Growing Concerns: If it’s all gone haywire, it must be August
August always brings an onslaught of questions. For many homeowners, shrubs are growing out of control, insect pests are actively feeding, weeds have gone wild in lawns, tree limbs are sagging with the weight of new growth, and plant diseases have gotten to a level that symptoms are alarmingly apparent.
In fact, I simply don’t have enough hours in the day to keep pace with the questions in addition to the daily workload. If you have tried to contact me and I have not replied, please try again.
During the past couple of weeks, Japanese beetles and lawn weeds have topped the list of questions. Both of these pests have been active for some time but are most visible this time of year.
Japanese beetles that are on plants small enough to be sprayed can be treated for as needed. There are several products available from local garden centers that are effective for controlling them.
Remember, these products also kill pollinators, so read labels and avoid spraying blooming plants when pollinators are active. In larger trees, it is not practical to spray the canopy and it is too late in the beetles’ feeding cycle to get systemic insecticides to translocate into the foliage to control the beetles.
Fortunately, if trees are healthy, the defoliation from the Japanese beetles will not kill the tree. At this point, these insects will just need to run their course in larger trees.
I have frequently heard comments that Japanese beetles will just keep getting worse. They have been in Rochester for several years and are well-established. However, they are a more recent invader in some neighborhoods. Over time, beetle populations will cycle from high to low populations. We should typically see a cycle of several years with low to moderate populations that gradually peak.
In years of high population, diseases of the beetle will cause the population to fall back to lower levels. We will have some level of Japanese beetles every summer, but very high populations should be intermittent so trees won’t suffer from heavy defoliation season after season. Trees are well-adapted to tolerate these intermittent pest outbreaks.
By late summer, weeds have reached their mature size and are very visible in lawns. While it is tempting to get out and start spraying, it is probably best to delay this practice until the end of August or early September. If done too early, the spaces that are left when the weeds die are likely to be filled with warm season weeds such as crabgrass.
Delaying just a few weeks will get us to a point where lawn grasses recover from the stress of summer. These grasses will begin a growth stage where they produce new plants which will quickly fill the spaces left by dead weeds. There is not a specific date that is best for fall weed control, but it should be timed when the forecast shows cooler daytime temperatures and increased rainfall.

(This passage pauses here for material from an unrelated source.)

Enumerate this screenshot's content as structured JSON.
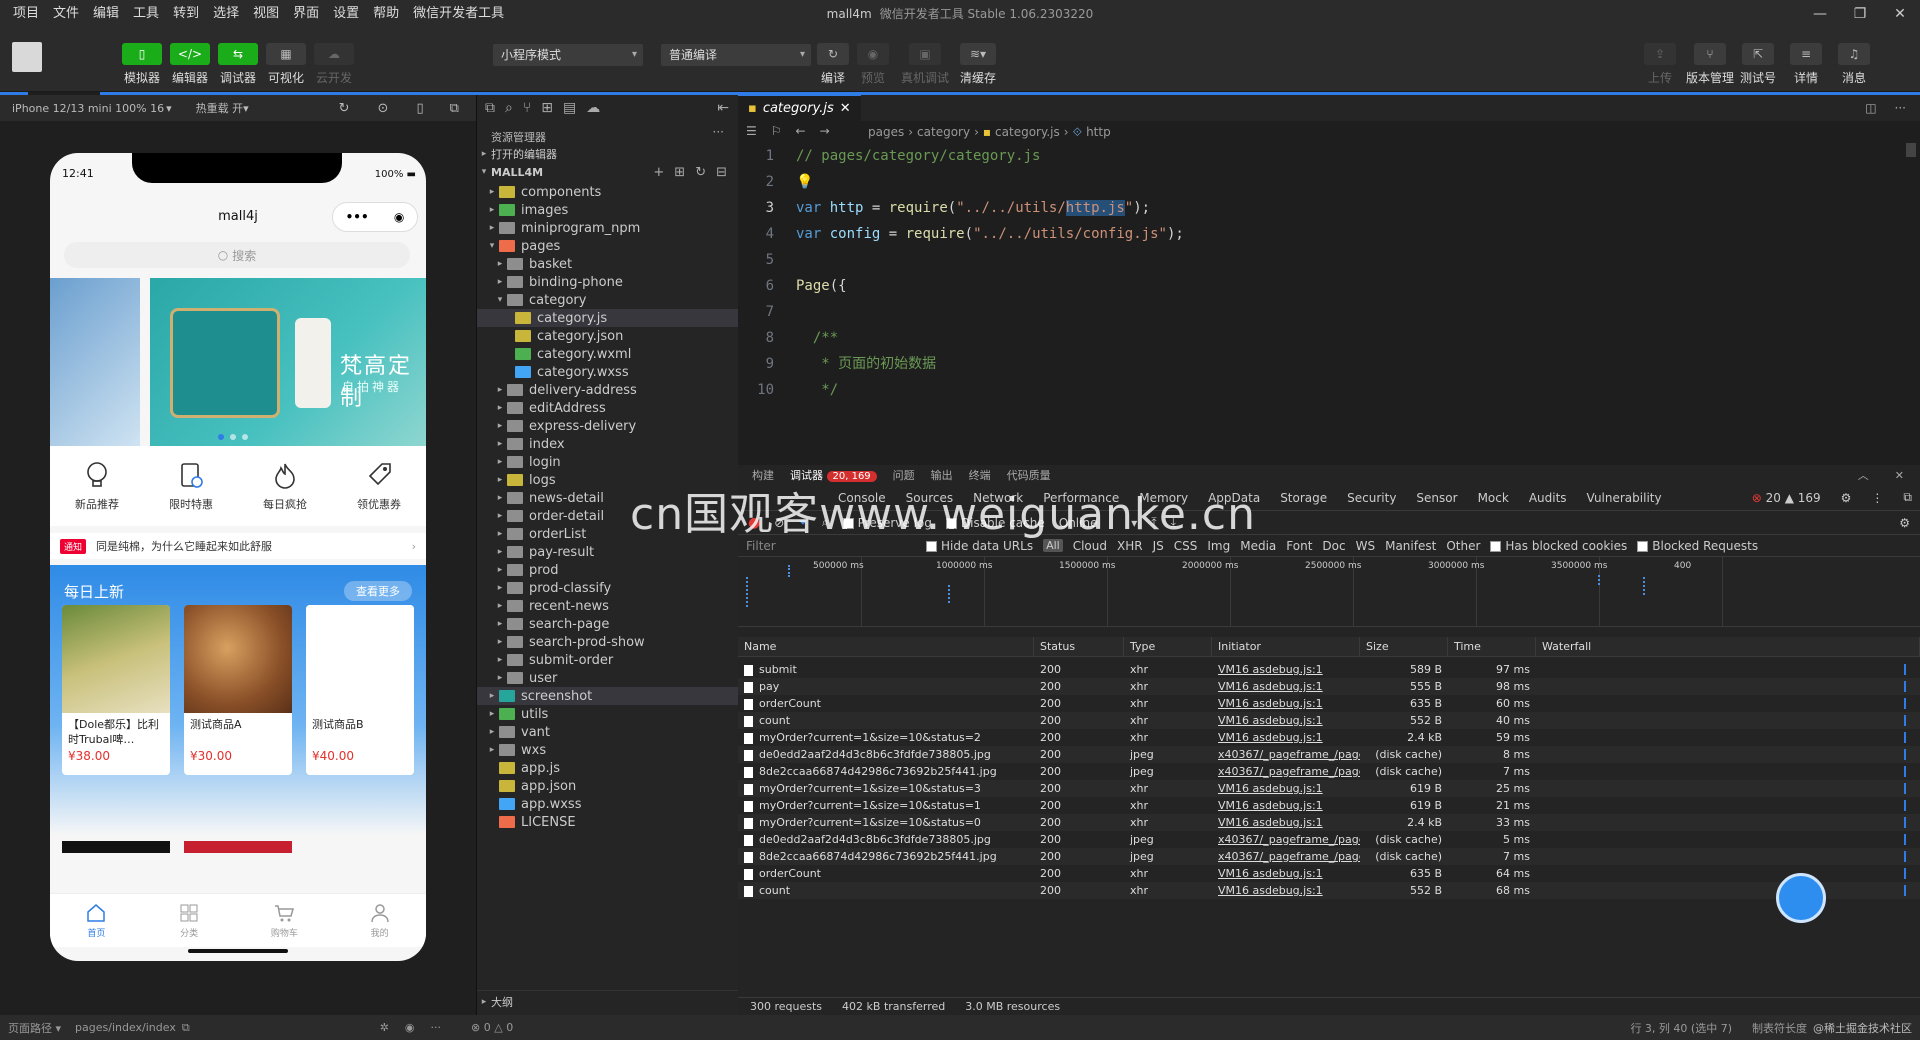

September through November generally offer optimum growing conditions for our cool season turf. This is also the optimum time to get control of lawn weeds, fertilize, aerate and over-seed when needed.